Analogue vs Digital Servo's, with long cables.

I want to control a device using a servo, as i need 180 degree rotation. Problem is the device can be far away, so i tested a trial length of 5M of telephone cable, with 4 cores.

The normal Tower Pro 9G SG90, worked, but had slight jitter when stationary. I added a 470mF capacitor at the servo end of the cable and its perfect, zero jitter !!! I Believe this is an Analogue servo.

Next i tried a Tower Pro SG-5010 Digi servo, and it does nothing except buzz a little at the end of the 5M telephone cable. However it works perfectly, connected to the Audrino board and 4AA battery pack. Aurdino i still powered by the USB cable. Absolutely nothing i did could get it to move, at the end of the cable. I also tried 6AA batteries but no joy.

Interesting tests so far, with the SG-5010:

  • If the SG-5010 is powered directly with the battery pack, (at the end of the Telephone cable), AND the signal is run through the 5M telephone cable, it works fine.

Thus at this point, i think its a power problem because the digital servo does not like the small telephone cable gauge. I will try some thicker cable perhaps.

Just wondering if anyone here has run servo's over long cables ? Seems Analogue Servos are more tolerant to long cables.

I should add, that i am learning Audrino, and have a kit to play with. I am driving the servo's using the sample code. But i dont think this a code problem. Perhaps a servo problem, as there are many robotic projects with quite long cables.

Be careful with your voltages - servos are easily damaged if seupplied with too high a voltage ( esp digital ones)
Yes a bigger diameter cable a good idea as is using a capacitor at the servo end.
There maybe better solutions such as having the battery pack powering it next to the servo

Good Morning,

Problem solved !!

Exact same setup, but i changed the 5M cable to Cat 5, from the local hobby store. (Jaycar)

Used one of the twisted pairs each, for Signal, +Ve and -Ve. ALL remaining wires were connected to -Ve, which is also connected to the Audrion's Ground.

Servo is powered with 4x AA batteries. Arduino is powered by the USB power.

Works 100% and it totally stable without the capacitor, but i did buy a 4700uF one to add.

Will try 10M next..


You should never connect a large value capacitor directly across a logic signal, that's going to overload
the pin.
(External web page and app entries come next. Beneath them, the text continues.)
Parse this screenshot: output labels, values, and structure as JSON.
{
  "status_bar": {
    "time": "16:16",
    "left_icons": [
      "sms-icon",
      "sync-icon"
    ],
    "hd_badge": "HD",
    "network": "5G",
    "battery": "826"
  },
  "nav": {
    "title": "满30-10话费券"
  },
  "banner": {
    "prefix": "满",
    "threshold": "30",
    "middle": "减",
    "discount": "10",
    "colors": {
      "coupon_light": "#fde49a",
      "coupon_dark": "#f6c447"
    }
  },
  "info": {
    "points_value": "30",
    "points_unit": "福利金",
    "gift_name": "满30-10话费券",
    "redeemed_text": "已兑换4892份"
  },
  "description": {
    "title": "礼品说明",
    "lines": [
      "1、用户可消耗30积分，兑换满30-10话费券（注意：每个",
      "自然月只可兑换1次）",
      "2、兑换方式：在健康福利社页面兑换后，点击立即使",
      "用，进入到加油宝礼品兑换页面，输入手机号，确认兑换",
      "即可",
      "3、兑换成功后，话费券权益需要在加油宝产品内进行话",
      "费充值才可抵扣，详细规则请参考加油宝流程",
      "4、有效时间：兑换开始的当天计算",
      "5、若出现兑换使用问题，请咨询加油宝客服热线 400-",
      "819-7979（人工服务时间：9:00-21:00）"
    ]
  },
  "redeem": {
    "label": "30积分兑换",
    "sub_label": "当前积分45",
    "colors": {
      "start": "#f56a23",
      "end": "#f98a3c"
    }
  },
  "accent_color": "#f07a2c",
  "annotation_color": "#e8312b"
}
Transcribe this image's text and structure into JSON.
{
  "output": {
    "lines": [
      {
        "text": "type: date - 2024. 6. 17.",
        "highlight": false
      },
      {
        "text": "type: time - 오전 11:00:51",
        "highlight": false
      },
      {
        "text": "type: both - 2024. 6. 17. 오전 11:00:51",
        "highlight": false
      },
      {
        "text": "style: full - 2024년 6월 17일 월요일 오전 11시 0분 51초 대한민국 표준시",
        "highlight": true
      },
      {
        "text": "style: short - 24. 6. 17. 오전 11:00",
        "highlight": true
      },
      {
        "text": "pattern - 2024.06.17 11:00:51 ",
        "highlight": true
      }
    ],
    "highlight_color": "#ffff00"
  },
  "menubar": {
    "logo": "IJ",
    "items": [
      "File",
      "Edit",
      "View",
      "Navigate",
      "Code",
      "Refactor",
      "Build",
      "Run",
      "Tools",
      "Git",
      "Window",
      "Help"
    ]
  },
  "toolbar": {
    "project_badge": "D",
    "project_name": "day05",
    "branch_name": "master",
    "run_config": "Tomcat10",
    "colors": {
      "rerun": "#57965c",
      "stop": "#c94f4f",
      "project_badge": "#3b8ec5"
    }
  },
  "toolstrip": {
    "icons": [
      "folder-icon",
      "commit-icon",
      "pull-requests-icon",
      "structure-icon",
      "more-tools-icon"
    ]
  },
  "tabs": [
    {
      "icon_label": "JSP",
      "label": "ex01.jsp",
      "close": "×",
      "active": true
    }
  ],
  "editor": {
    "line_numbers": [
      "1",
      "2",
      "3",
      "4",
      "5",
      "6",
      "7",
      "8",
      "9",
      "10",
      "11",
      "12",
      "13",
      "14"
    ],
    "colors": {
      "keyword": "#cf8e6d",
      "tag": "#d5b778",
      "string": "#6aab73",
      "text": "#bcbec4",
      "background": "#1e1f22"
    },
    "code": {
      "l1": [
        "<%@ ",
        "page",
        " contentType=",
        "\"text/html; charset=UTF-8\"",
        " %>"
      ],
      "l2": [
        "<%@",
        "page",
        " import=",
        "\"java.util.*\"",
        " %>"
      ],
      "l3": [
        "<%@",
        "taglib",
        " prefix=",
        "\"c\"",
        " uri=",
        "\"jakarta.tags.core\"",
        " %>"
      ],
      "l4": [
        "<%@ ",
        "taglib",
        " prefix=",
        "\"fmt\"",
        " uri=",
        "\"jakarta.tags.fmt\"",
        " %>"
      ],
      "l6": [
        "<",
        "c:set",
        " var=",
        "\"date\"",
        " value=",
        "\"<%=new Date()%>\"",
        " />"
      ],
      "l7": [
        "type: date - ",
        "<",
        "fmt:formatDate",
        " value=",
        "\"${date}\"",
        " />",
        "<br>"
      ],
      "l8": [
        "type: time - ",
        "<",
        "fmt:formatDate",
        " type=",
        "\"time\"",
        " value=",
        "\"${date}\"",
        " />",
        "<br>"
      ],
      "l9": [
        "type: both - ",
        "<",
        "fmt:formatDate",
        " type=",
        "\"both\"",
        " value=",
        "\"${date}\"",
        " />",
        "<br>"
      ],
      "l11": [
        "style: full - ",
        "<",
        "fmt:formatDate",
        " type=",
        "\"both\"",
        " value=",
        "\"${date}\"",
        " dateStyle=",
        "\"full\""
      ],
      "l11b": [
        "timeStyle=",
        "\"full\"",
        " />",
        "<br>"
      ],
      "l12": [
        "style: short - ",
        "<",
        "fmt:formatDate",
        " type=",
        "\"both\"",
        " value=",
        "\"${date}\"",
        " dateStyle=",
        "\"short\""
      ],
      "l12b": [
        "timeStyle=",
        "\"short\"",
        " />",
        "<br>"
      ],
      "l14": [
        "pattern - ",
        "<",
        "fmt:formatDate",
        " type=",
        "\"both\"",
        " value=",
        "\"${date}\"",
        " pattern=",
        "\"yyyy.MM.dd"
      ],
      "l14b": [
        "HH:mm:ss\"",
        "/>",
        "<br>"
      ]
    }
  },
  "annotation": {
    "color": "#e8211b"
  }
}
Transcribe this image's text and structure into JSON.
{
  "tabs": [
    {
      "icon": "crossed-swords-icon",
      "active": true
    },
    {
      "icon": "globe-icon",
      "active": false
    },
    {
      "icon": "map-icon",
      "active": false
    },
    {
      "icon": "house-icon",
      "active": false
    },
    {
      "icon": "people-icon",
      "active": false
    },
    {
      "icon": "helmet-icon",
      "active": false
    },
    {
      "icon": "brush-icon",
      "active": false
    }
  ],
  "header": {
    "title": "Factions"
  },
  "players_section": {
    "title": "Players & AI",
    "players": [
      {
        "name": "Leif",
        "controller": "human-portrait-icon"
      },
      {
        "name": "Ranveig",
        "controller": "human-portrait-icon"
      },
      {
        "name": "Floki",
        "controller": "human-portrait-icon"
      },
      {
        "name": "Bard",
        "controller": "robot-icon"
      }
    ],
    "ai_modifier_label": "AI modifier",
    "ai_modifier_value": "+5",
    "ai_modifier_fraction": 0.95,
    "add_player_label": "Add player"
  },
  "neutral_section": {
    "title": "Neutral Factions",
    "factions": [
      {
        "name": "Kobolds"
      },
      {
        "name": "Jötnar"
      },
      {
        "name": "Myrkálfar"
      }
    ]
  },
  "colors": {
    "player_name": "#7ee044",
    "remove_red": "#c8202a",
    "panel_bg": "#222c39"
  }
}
A few 100pF is the maximum most logic devices are ever spec'd for.

You can add say about 220 ohms in series to limit the current and reduce signal reflection, then add a
capacitor, but 10nF is usually plenty.

And 470mF means 470000 microfarads, The symbol for micro is ยต, or u, never m or M (M is mega).